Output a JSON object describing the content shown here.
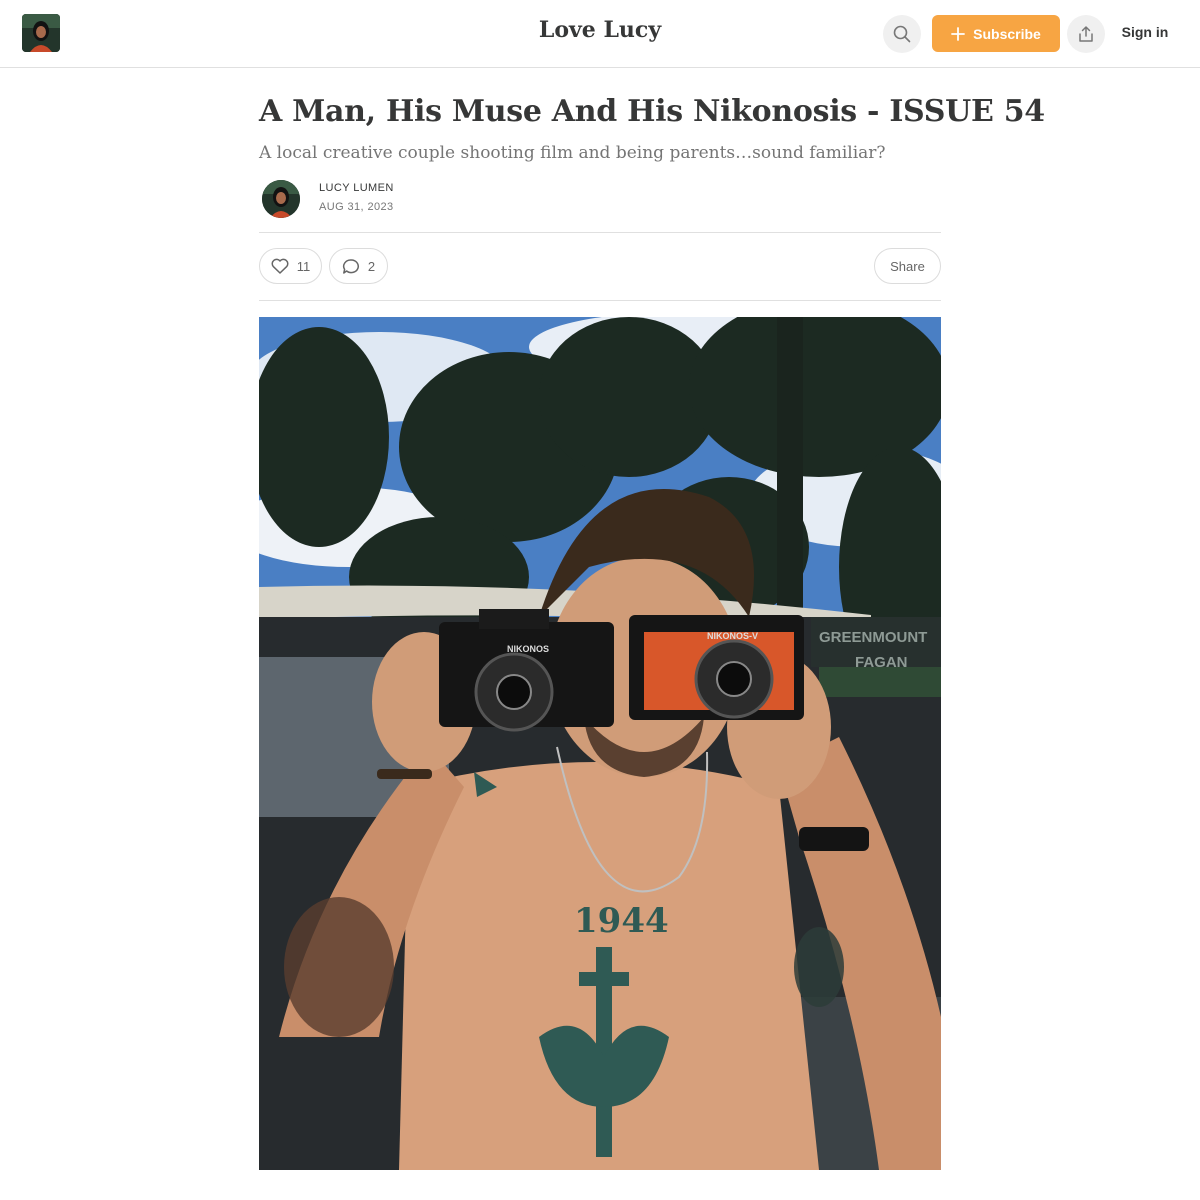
{
  "header": {
    "publication_title": "Love Lucy",
    "subscribe_label": "Subscribe",
    "signin_label": "Sign in",
    "icons": {
      "logo": "publication-avatar",
      "search": "search-icon",
      "subscribe": "plus-icon",
      "share": "share-icon"
    },
    "colors": {
      "accent": "#f7a543",
      "icon_button_bg": "#f0f0f0"
    }
  },
  "post": {
    "title": "A Man, His Muse And His Nikonosis - ISSUE 54",
    "subtitle": "A local creative couple shooting film and being parents…sound familiar?",
    "author": "LUCY LUMEN",
    "date": "AUG 31, 2023",
    "likes": "11",
    "comments": "2",
    "share_label": "Share"
  },
  "hero_image": {
    "texts": {
      "camera_left": "NIKONOS",
      "camera_right": "NIKONOS-V",
      "tattoo_chest": "1944",
      "sign_line1": "GREENMOUNT",
      "sign_line2": "FAGAN"
    }
  }
}
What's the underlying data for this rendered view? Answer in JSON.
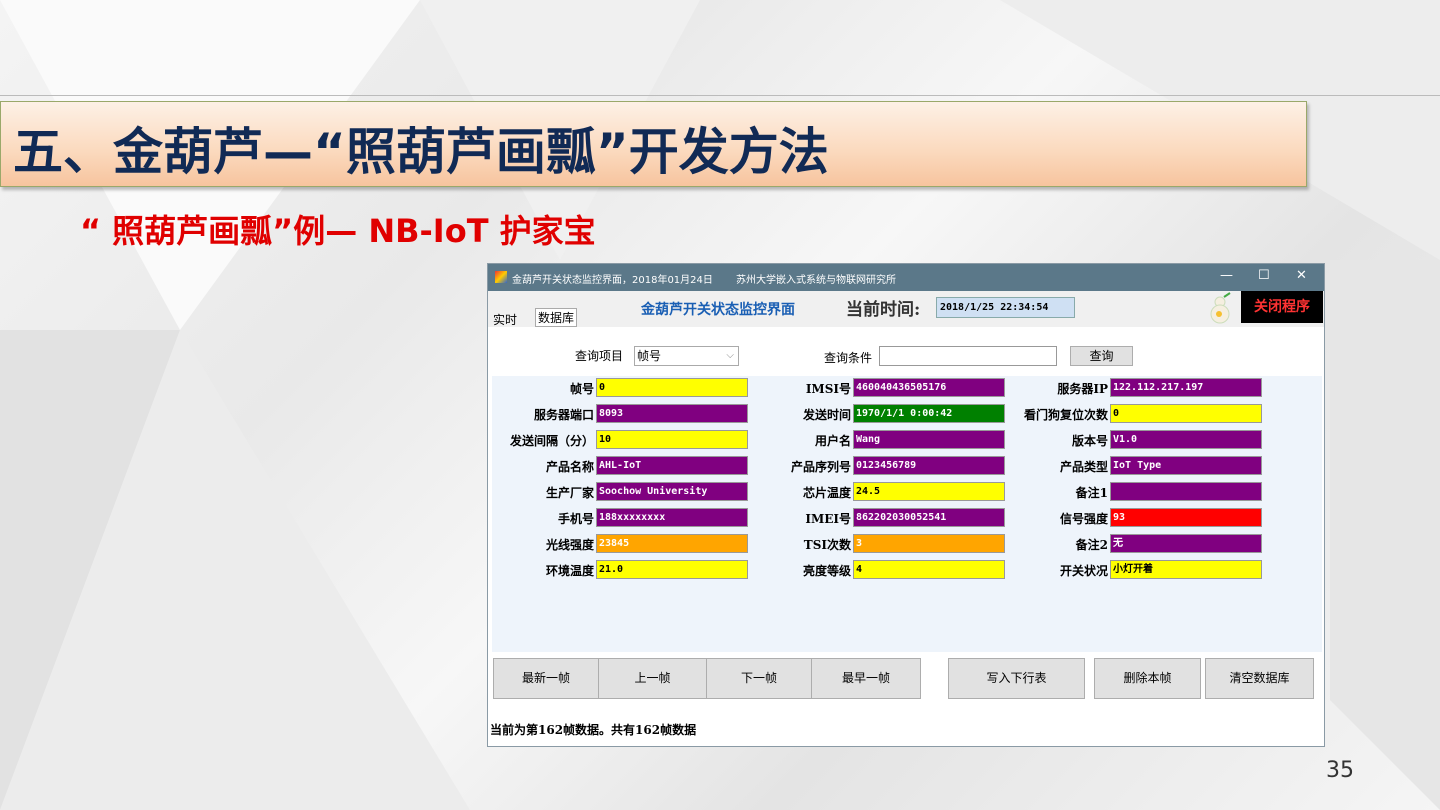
{
  "slide": {
    "title": "五、金葫芦—“照葫芦画瓢”开发方法",
    "subtitle": "“ 照葫芦画瓢”例— NB-IoT 护家宝",
    "page_number": "35"
  },
  "window": {
    "title": "金葫芦开关状态监控界面，2018年01月24日",
    "org": "苏州大学嵌入式系统与物联网研究所",
    "minimize": "—",
    "maximize": "☐",
    "close": "✕"
  },
  "header": {
    "tab_realtime": "实时",
    "tab_database": "数据库",
    "app_title": "金葫芦开关状态监控界面",
    "time_label": "当前时间:",
    "time_value": "2018/1/25 22:34:54",
    "close_program": "关闭程序"
  },
  "query": {
    "item_label": "查询项目",
    "item_value": "帧号",
    "condition_label": "查询条件",
    "condition_value": "",
    "query_button": "查询"
  },
  "fields": [
    {
      "label": "帧号",
      "value": "0",
      "color": "#ffff00",
      "text": "#000"
    },
    {
      "label": "服务器端口",
      "value": "8093",
      "color": "#800080",
      "text": "#fff"
    },
    {
      "label": "发送间隔（分）",
      "value": "10",
      "color": "#ffff00",
      "text": "#000"
    },
    {
      "label": "产品名称",
      "value": "AHL-IoT",
      "color": "#800080",
      "text": "#fff"
    },
    {
      "label": "生产厂家",
      "value": "Soochow University",
      "color": "#800080",
      "text": "#fff"
    },
    {
      "label": "手机号",
      "value": "188xxxxxxxx",
      "color": "#800080",
      "text": "#fff"
    },
    {
      "label": "光线强度",
      "value": "23845",
      "color": "#ffa500",
      "text": "#fff"
    },
    {
      "label": "环境温度",
      "value": "21.0",
      "color": "#ffff00",
      "text": "#000"
    },
    {
      "label": "IMSI号",
      "value": "460040436505176",
      "color": "#800080",
      "text": "#fff"
    },
    {
      "label": "发送时间",
      "value": "1970/1/1 0:00:42",
      "color": "#008000",
      "text": "#fff"
    },
    {
      "label": "用户名",
      "value": "Wang",
      "color": "#800080",
      "text": "#fff"
    },
    {
      "label": "产品序列号",
      "value": "0123456789",
      "color": "#800080",
      "text": "#fff"
    },
    {
      "label": "芯片温度",
      "value": "24.5",
      "color": "#ffff00",
      "text": "#000"
    },
    {
      "label": "IMEI号",
      "value": "862202030052541",
      "color": "#800080",
      "text": "#fff"
    },
    {
      "label": "TSI次数",
      "value": "3",
      "color": "#ffa500",
      "text": "#fff"
    },
    {
      "label": "亮度等级",
      "value": "4",
      "color": "#ffff00",
      "text": "#000"
    },
    {
      "label": "服务器IP",
      "value": "122.112.217.197",
      "color": "#800080",
      "text": "#fff"
    },
    {
      "label": "看门狗复位次数",
      "value": "0",
      "color": "#ffff00",
      "text": "#000"
    },
    {
      "label": "版本号",
      "value": "V1.0",
      "color": "#800080",
      "text": "#fff"
    },
    {
      "label": "产品类型",
      "value": "IoT Type",
      "color": "#800080",
      "text": "#fff"
    },
    {
      "label": "备注1",
      "value": "",
      "color": "#800080",
      "text": "#fff"
    },
    {
      "label": "信号强度",
      "value": "93",
      "color": "#ff0000",
      "text": "#fff"
    },
    {
      "label": "备注2",
      "value": "无",
      "color": "#800080",
      "text": "#fff"
    },
    {
      "label": "开关状况",
      "value": "小灯开着",
      "color": "#ffff00",
      "text": "#000"
    }
  ],
  "buttons": [
    "最新一帧",
    "上一帧",
    "下一帧",
    "最早一帧",
    "写入下行表",
    "删除本帧",
    "清空数据库"
  ],
  "status": "当前为第162帧数据。共有162帧数据"
}
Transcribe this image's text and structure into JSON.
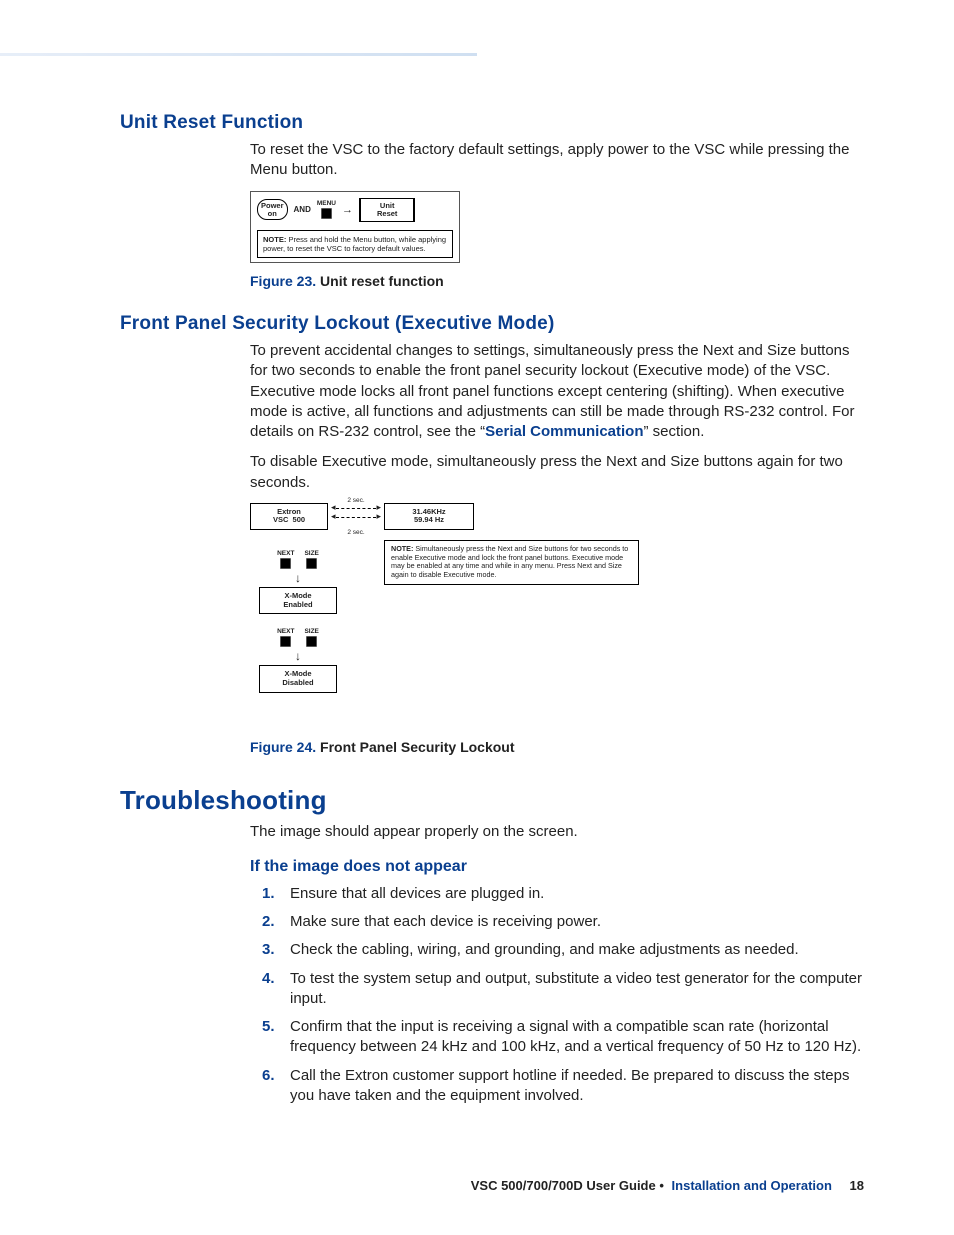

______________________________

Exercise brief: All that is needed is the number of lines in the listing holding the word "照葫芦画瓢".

Task result: 2